REQUIRED WORK = For this exercise, please find the lines in the entries that include the word "Folder" and copy them.

TASK INPUTS =
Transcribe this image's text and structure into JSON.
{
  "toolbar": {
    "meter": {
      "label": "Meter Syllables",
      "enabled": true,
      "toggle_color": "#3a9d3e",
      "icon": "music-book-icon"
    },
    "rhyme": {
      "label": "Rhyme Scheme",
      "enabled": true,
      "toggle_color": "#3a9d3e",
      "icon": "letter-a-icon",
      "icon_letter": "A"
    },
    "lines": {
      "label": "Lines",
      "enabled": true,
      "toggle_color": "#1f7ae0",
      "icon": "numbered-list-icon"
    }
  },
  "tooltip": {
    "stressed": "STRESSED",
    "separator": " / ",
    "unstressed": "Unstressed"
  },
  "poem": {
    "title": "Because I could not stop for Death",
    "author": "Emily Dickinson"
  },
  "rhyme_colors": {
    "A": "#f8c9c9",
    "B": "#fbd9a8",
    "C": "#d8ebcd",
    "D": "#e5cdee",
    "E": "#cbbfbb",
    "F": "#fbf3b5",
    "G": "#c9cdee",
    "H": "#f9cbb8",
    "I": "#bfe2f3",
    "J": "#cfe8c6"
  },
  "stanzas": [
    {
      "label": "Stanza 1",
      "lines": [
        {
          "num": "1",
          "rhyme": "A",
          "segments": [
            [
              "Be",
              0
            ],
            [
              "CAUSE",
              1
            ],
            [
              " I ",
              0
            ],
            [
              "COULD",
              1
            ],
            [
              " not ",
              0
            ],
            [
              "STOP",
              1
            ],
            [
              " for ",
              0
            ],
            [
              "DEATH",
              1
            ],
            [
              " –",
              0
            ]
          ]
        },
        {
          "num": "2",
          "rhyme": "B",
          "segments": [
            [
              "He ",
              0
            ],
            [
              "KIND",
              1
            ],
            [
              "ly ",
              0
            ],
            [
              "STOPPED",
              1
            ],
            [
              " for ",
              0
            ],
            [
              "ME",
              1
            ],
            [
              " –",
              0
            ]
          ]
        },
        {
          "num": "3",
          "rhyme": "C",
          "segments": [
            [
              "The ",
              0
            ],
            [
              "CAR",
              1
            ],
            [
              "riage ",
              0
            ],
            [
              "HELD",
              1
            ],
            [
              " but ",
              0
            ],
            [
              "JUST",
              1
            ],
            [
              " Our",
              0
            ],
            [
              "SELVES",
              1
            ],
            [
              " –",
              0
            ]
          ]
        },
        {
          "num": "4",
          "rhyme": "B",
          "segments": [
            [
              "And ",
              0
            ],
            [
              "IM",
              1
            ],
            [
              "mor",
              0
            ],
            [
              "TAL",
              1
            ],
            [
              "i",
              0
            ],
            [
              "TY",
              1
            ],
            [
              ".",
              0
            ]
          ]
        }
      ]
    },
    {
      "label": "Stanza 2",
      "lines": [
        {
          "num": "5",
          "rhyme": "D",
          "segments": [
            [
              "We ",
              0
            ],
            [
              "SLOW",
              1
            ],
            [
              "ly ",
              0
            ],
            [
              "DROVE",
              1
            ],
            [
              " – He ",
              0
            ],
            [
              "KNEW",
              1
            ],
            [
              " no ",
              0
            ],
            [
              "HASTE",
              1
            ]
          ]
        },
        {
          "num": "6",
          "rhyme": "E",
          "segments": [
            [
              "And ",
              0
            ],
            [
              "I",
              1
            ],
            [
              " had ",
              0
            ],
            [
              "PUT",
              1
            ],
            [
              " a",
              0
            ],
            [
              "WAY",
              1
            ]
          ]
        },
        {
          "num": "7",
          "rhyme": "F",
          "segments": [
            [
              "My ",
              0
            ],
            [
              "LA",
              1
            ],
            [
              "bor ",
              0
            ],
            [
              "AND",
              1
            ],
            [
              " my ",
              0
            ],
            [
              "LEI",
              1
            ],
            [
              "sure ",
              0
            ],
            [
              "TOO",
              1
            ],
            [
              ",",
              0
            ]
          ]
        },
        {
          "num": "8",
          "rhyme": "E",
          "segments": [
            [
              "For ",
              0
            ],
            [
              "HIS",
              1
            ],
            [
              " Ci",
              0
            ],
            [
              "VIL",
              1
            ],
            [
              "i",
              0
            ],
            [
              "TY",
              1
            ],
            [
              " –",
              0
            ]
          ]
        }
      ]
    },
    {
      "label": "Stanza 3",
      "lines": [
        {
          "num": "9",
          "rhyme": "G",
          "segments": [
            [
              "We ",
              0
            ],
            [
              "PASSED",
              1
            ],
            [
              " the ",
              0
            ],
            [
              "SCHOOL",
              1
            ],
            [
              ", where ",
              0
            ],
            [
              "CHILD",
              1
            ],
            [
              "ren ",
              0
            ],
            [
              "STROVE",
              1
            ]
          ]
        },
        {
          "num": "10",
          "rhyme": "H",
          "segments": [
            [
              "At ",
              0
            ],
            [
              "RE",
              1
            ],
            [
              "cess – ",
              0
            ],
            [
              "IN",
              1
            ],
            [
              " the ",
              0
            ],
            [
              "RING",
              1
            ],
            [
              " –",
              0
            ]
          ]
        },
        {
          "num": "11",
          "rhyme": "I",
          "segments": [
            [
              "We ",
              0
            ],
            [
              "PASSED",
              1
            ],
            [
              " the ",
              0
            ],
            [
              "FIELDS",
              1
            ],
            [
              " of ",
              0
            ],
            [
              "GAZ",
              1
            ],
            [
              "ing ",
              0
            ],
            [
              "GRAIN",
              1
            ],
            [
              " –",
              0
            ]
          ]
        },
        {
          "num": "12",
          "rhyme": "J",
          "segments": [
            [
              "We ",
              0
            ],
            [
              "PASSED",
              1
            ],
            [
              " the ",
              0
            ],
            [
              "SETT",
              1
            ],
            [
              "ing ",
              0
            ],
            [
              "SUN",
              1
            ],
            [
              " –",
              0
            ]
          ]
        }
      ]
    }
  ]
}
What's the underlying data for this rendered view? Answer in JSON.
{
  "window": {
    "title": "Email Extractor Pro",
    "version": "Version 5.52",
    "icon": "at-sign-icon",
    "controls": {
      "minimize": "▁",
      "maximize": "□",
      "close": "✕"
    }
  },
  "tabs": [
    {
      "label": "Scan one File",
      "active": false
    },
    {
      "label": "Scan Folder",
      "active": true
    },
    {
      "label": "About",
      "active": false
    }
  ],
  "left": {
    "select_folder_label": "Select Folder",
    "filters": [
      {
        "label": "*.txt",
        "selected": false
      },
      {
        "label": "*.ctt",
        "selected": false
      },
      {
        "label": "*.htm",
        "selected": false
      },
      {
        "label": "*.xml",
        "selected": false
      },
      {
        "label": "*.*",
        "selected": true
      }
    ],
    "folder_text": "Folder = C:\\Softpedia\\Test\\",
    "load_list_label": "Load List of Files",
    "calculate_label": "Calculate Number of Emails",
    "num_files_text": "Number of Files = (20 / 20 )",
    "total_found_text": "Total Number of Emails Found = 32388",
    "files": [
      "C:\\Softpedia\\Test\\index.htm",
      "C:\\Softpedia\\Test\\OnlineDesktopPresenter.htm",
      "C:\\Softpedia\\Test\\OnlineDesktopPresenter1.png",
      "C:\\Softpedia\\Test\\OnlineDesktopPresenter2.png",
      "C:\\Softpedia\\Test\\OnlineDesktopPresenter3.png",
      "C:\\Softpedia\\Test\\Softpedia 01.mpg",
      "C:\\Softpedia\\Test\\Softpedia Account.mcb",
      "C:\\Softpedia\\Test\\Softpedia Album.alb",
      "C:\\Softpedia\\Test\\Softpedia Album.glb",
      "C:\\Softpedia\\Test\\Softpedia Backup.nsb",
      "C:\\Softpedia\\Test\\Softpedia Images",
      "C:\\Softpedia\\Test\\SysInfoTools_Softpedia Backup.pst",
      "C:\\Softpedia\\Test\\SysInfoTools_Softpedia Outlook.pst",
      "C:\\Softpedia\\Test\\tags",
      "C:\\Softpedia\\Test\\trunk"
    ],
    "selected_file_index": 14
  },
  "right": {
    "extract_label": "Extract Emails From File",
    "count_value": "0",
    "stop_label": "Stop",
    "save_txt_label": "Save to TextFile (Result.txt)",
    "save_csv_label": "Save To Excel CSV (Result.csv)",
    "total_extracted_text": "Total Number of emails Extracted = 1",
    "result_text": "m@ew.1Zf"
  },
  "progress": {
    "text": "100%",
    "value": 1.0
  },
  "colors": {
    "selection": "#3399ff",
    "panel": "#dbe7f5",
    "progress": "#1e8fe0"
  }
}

RESPONSE AREA =
      "label": "Scan Folder",
    "select_folder_label": "Select Folder",
    "folder_text": "Folder = C:\\Softpedia\\Test\\",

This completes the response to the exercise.